David Cameron said he wanted to govern with respect
Prime Minister David Cameron has called for a "fresh start" in relations between the Scots and UK governments, as he met First Minister Alex Salmond.
During a visit to Holyrood, Mr Cameron said he was open to a request from the SNP administration for a £700m package to boost the economy.
But he warned the UK spending deficit had to be tackled.
Mr Cameron also called for an "agenda of respect" between the Westminster and Edinburgh parliaments.
David Cameron said this was his first visit as prime minister to a parliament anywhere. He has yet to go to Westminster.
His talks with the opposition leaders were held in Queensberry House, where the second Duke of that ilk crafted and propagated the Union Treaty in 1707.
And the PM had to enter Holyrood via a side door because of a noisy protest outside against public sector cuts.
Alex Salmond said after the talks that he had been surprised that the new PM was ready to engage, seriously, about financial issues such as new borrowing powers or Scotland's demand for a comparable share of the money currently being spent in the east end of London in association with the Olympics.
As the prime minister spoke inside the parliament, a group of protesters gathered outside to campaign against spending cuts and questioning the Tories' mandate to govern Scotland, after the party returned only one Scottish MP at last week's general election.
But Mr Cameron, who was accompanied by Scottish Secretary Danny Alexander, a Lib Dem MP, said the contest had been "a UK election and a UK result".
The prime minister, who also met Holyrood opposition leaders, said: "I want a real agenda of respect between our parliaments.
"I want to see Scottish ministers able to appear in front of select committees in Westminster and I believe that, if the Scottish Parliament would wish it, I would appear every year at the Scottish Parliament to answer questions."
Mr Cameron added: "This agenda is about parliaments working together, of governing with respect, both because I believe Scotland deserves that respect and because I want to try and win Scotland's respect as the prime minister of the United Kingdom."
On government relations, he said: "I also want to see a fresh start in the relationship between the British prime minister and the Scottish first minister.
"This relationship is important - however much we disagree about issues, we should try to work together for the benefit of the whole of the United Kingdom and for the benefit of Scotland as well.

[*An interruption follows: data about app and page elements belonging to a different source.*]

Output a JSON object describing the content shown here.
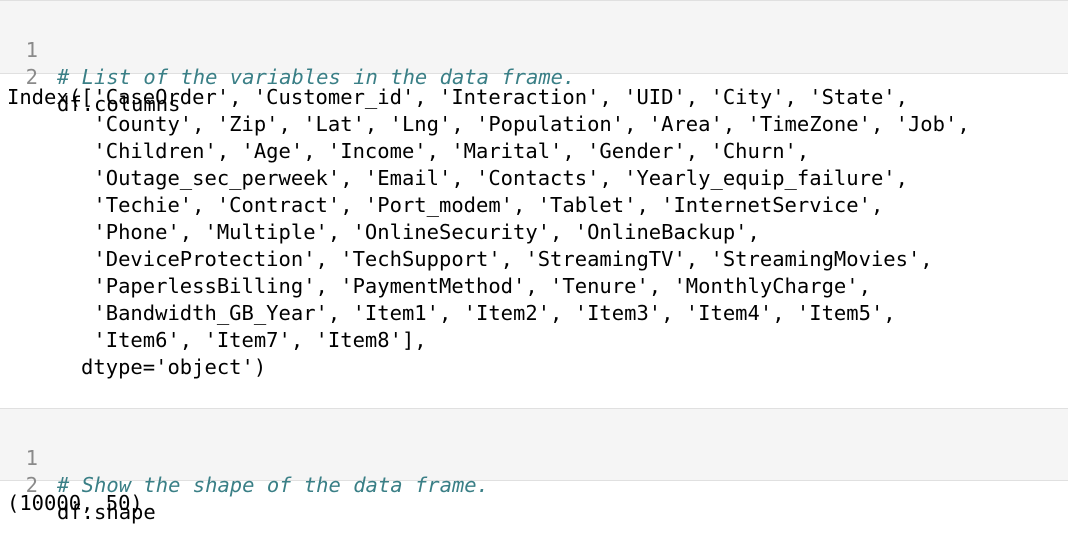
{
  "cells": [
    {
      "lines": [
        {
          "number": "1",
          "text": "# List of the variables in the data frame."
        },
        {
          "number": "2",
          "text": "df.columns"
        }
      ],
      "output": "Index(['CaseOrder', 'Customer_id', 'Interaction', 'UID', 'City', 'State',\n       'County', 'Zip', 'Lat', 'Lng', 'Population', 'Area', 'TimeZone', 'Job',\n       'Children', 'Age', 'Income', 'Marital', 'Gender', 'Churn',\n       'Outage_sec_perweek', 'Email', 'Contacts', 'Yearly_equip_failure',\n       'Techie', 'Contract', 'Port_modem', 'Tablet', 'InternetService',\n       'Phone', 'Multiple', 'OnlineSecurity', 'OnlineBackup',\n       'DeviceProtection', 'TechSupport', 'StreamingTV', 'StreamingMovies',\n       'PaperlessBilling', 'PaymentMethod', 'Tenure', 'MonthlyCharge',\n       'Bandwidth_GB_Year', 'Item1', 'Item2', 'Item3', 'Item4', 'Item5',\n       'Item6', 'Item7', 'Item8'],\n      dtype='object')"
    },
    {
      "lines": [
        {
          "number": "1",
          "text": "# Show the shape of the data frame."
        },
        {
          "number": "2",
          "text": "df.shape"
        }
      ],
      "output": "(10000, 50)"
    }
  ],
  "colors": {
    "cell_background": "#f5f5f5",
    "comment": "#3a7f86",
    "line_number": "#8a8a8a"
  }
}
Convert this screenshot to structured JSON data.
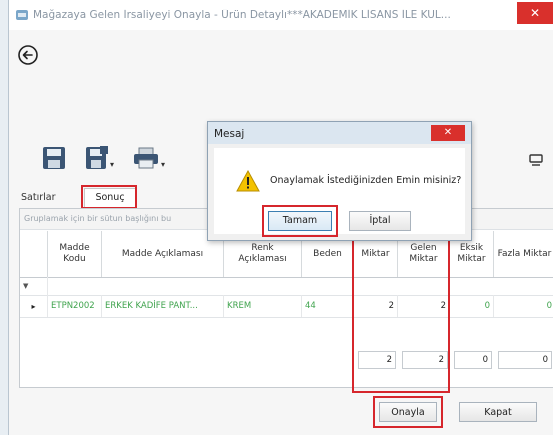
{
  "window": {
    "title": "Mağazaya Gelen İrsaliyeyi Onayla - Ürün Detaylı***AKADEMİK LİSANS İLE KUL...",
    "close_label": "✕"
  },
  "tabs": {
    "satirlar": "Satırlar",
    "sonuc": "Sonuç"
  },
  "grid": {
    "group_hint": "Gruplamak için bir sütun başlığını bu",
    "columns": [
      "Madde Kodu",
      "Madde Açıklaması",
      "Renk Açıklaması",
      "Beden",
      "Miktar",
      "Gelen Miktar",
      "Eksik Miktar",
      "Fazla Miktar"
    ],
    "filter_marker": "▼",
    "row_marker": "▸",
    "row": {
      "madde_kodu": "ETPN2002",
      "madde_aciklamasi": "ERKEK KADİFE PANT...",
      "renk": "KREM",
      "beden": "44",
      "miktar": "2",
      "gelen": "2",
      "eksik": "0",
      "fazla": "0"
    },
    "totals": {
      "miktar": "2",
      "gelen": "2",
      "eksik": "0",
      "fazla": "0"
    }
  },
  "footer": {
    "onayla": "Onayla",
    "kapat": "Kapat"
  },
  "dialog": {
    "title": "Mesaj",
    "close_label": "✕",
    "message": "Onaylamak İstediğinizden Emin misiniz?",
    "ok": "Tamam",
    "cancel": "İptal"
  },
  "colors": {
    "highlight": "#d6262c",
    "title_close": "#d9302c",
    "green_text": "#3fa34d"
  }
}
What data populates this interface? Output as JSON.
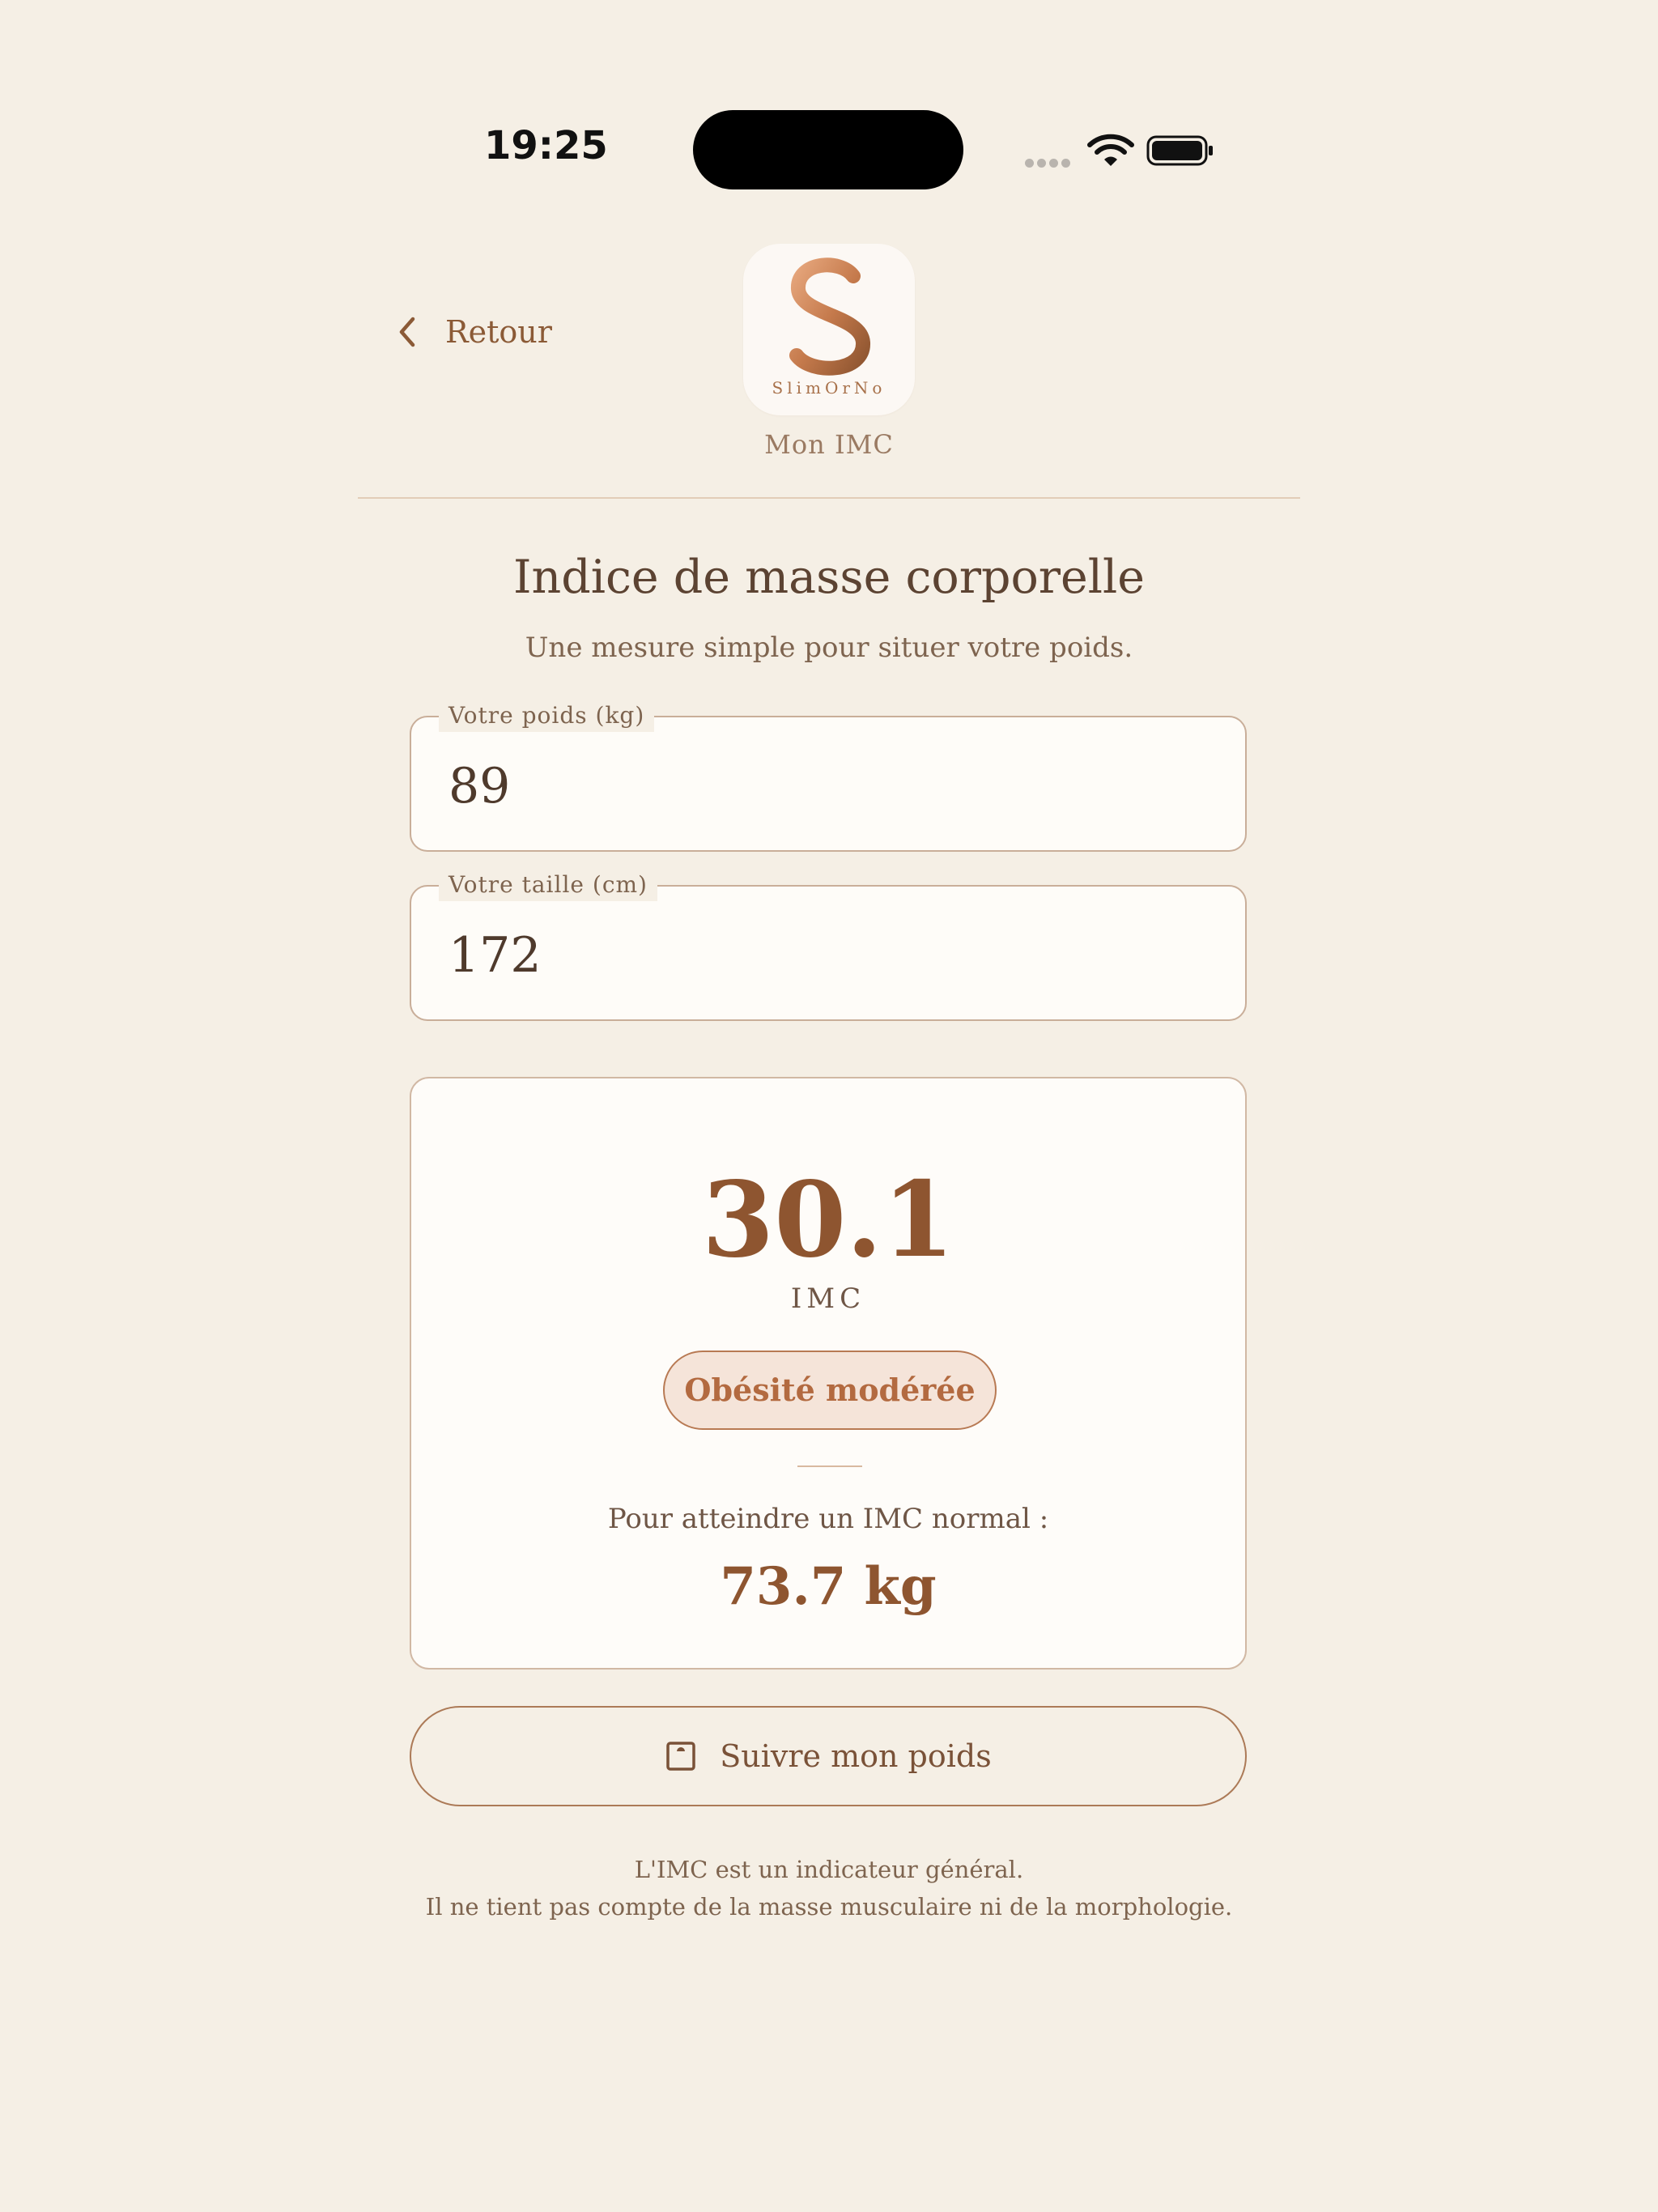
{
  "status_bar": {
    "time": "19:25",
    "icons": [
      "cellular-signal-icon",
      "wifi-icon",
      "battery-icon"
    ]
  },
  "header": {
    "back_label": "Retour",
    "logo_wordmark": "SlimOrNo",
    "subtitle": "Mon IMC"
  },
  "main": {
    "title": "Indice de masse corporelle",
    "subtitle": "Une mesure simple pour situer votre poids."
  },
  "inputs": {
    "weight": {
      "label": "Votre poids (kg)",
      "value": "89"
    },
    "height": {
      "label": "Votre taille (cm)",
      "value": "172"
    }
  },
  "result": {
    "bmi_value": "30.1",
    "bmi_label": "IMC",
    "category": "Obésité modérée",
    "target_label": "Pour atteindre un IMC normal :",
    "target_value": "73.7 kg"
  },
  "actions": {
    "track_label": "Suivre mon poids",
    "track_icon": "scale-icon"
  },
  "disclaimer": {
    "line1": "L'IMC est un indicateur général.",
    "line2": "Il ne tient pas compte de la masse musculaire ni de la morphologie."
  },
  "colors": {
    "background": "#F5EFE5",
    "accent": "#8E5530",
    "badge_background": "#F5E4D9",
    "badge_text": "#B36A40",
    "border": "#C9AE99"
  }
}
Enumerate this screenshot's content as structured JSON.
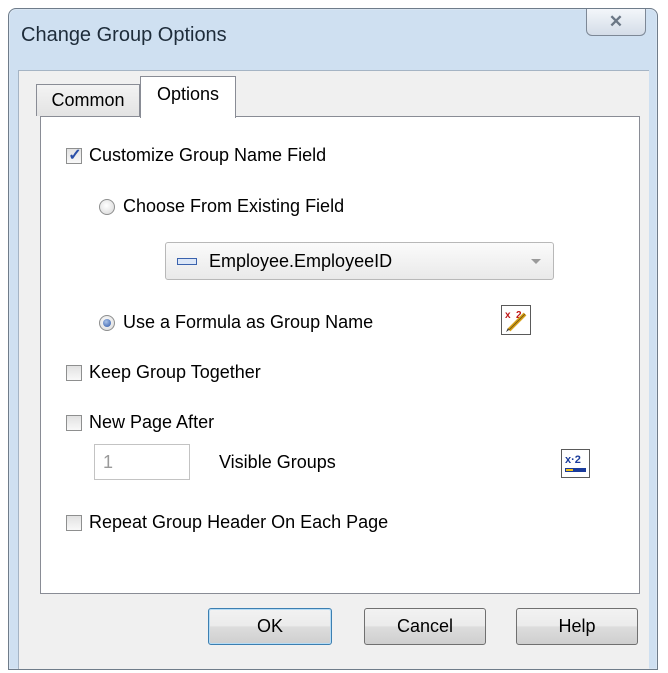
{
  "window": {
    "title": "Change Group Options",
    "close_icon": "close-icon"
  },
  "tabs": [
    {
      "label": "Common"
    },
    {
      "label": "Options",
      "active": true
    }
  ],
  "options": {
    "customize_group_name": {
      "label": "Customize Group Name Field",
      "checked": true
    },
    "choose_existing": {
      "label": "Choose From Existing Field",
      "selected": false
    },
    "field_dropdown": {
      "value": "Employee.EmployeeID"
    },
    "use_formula": {
      "label": "Use a Formula as Group Name",
      "selected": true
    },
    "keep_together": {
      "label": "Keep Group Together",
      "checked": false
    },
    "new_page_after": {
      "label": "New Page After",
      "checked": false
    },
    "visible_groups": {
      "value": "1",
      "label": "Visible Groups"
    },
    "repeat_header": {
      "label": "Repeat Group Header On Each Page",
      "checked": false
    },
    "formula_glyph": "x·2"
  },
  "buttons": {
    "ok": "OK",
    "cancel": "Cancel",
    "help": "Help"
  }
}
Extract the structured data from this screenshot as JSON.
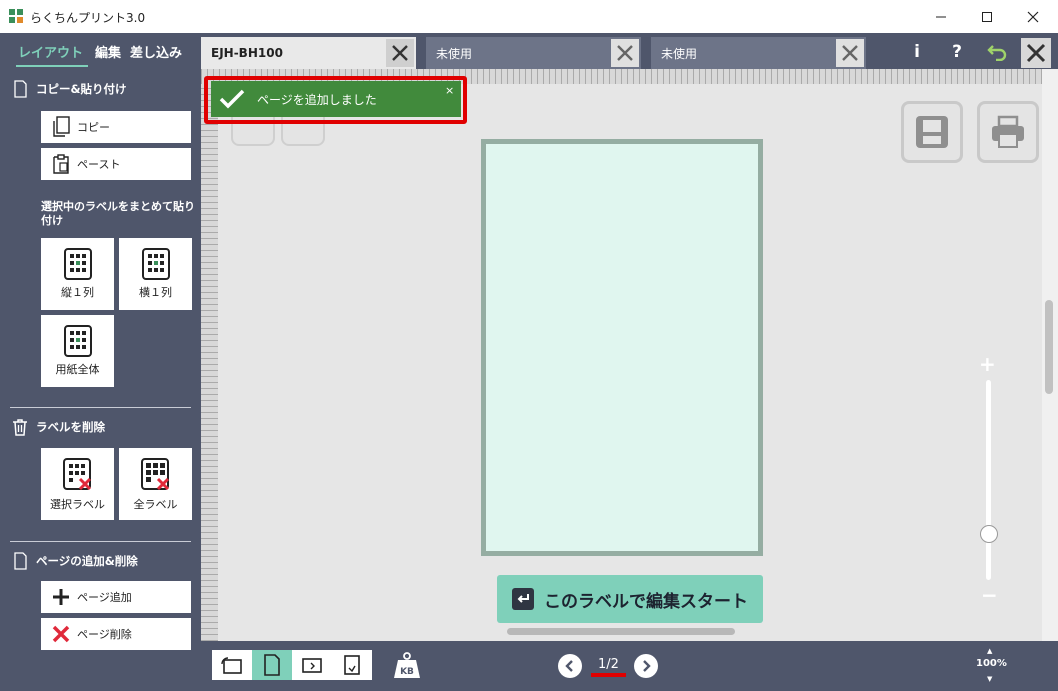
{
  "window": {
    "title": "らくちんプリント3.0",
    "controls": {
      "minimize": "—",
      "maximize": "☐",
      "close": "✕"
    }
  },
  "sidebar": {
    "tabs": [
      {
        "label": "レイアウト",
        "active": true
      },
      {
        "label": "編集",
        "active": false
      },
      {
        "label": "差し込み",
        "active": false
      }
    ],
    "copy_paste": {
      "heading": "コピー&貼り付け",
      "copy_label": "コピー",
      "paste_label": "ペースト",
      "bulk_heading": "選択中のラベルをまとめて貼り付け",
      "tiles": [
        "縦１列",
        "横１列",
        "用紙全体"
      ]
    },
    "delete": {
      "heading": "ラベルを削除",
      "tiles": [
        "選択ラベル",
        "全ラベル"
      ]
    },
    "pages": {
      "heading": "ページの追加&削除",
      "add_label": "ページ追加",
      "delete_label": "ページ削除"
    }
  },
  "tabs": [
    {
      "label": "EJH-BH100",
      "active": true
    },
    {
      "label": "未使用",
      "active": false
    },
    {
      "label": "未使用",
      "active": false
    }
  ],
  "toolbar": {
    "info": "i",
    "help": "?"
  },
  "toast": {
    "message": "ページを追加しました",
    "close": "×"
  },
  "canvas": {
    "start_button": "このラベルで編集スタート"
  },
  "zoom": {
    "plus": "+",
    "minus": "−",
    "level_text": "100%"
  },
  "pager": {
    "current": 1,
    "total": 2,
    "text": "1/2"
  },
  "colors": {
    "sidebar_bg": "#4f566b",
    "accent": "#7fd0ba",
    "toast_bg": "#418a3c",
    "highlight": "#e00000",
    "paper": "#e0f6ef"
  }
}
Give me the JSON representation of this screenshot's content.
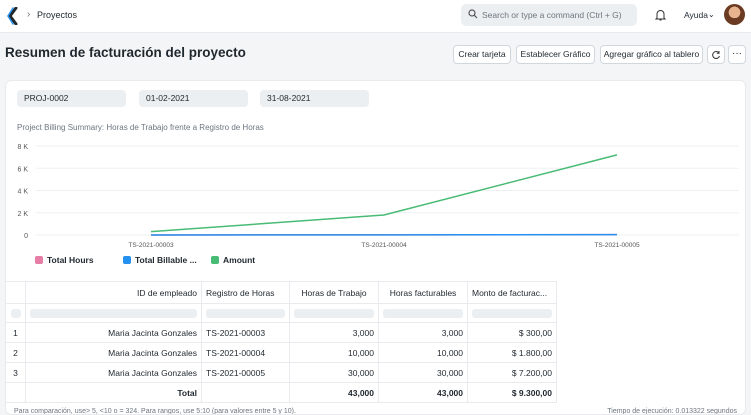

That is what I'm determined to do."
Alex Salmond was "impressed by the Prime Minister's awareness of the issues"
Turning his attention to the SNP government's planned independence referendum, the prime minister added: "We will have our arguments - I will never give ground on my commitment to the United Kingdom and keeping our United Kingdom together, but it's a relationship I want to try to make work well."
Mr Salmond called on the Tory-Lib Dem coalition government to bring forward £350m of capital spending to aid Scotland's economic recovery, and also argued Scotland was owed £165m over five years in "consequential" funding, as a result of public spending in relation to the London Olympics.
The SNP leader also requested the Treasury released cash for Scotland held in the fossil fuel levy, worth £180m, and will press the case to give enhanced borrowing powers to Holyrood, as recommended by the Calman Commission review of devolution.
Mr Salmond, said: "I think it's a good thing that the prime minister fulfilled his commitment to come to the Scottish Parliament and to meet the Scottish government, with the secretary of State for Scotland, in the first week in office.
"But, as I've said before the meeting and I'll say again now, a respect agenda has to be carried forward in deeds and actions.
"I'm certain the prime minister, as we all are, will be judged by your deeds, and therefore what I would articulate is I'd like to see that respect agenda, which I welcome, to be carried forward into concrete action."
Scottish Labour leader Iain Gray said Mr Cameron must recognise Labour as the "voice of Scotland" if he was sincere about a new spirit of co-operation.
"David Cameron's visit should not be just a photo-opportunity," said Mr Gray, adding: "He knows the Tories were overwhelmingly rejected by the Scottish electorate as were the SNP.
"I told him there is widespread fear his plans to cut £6bn will throw the economy back into recession, and that Scotland wanted him to drop those plans.
Later, Mr Cameron met soldiers of the Black Watch on a visit to Fort George at Ardersier, near Inverness, which is in Mr Alexander's Inverness, Nairn, Badenoch and Strathspey constituency.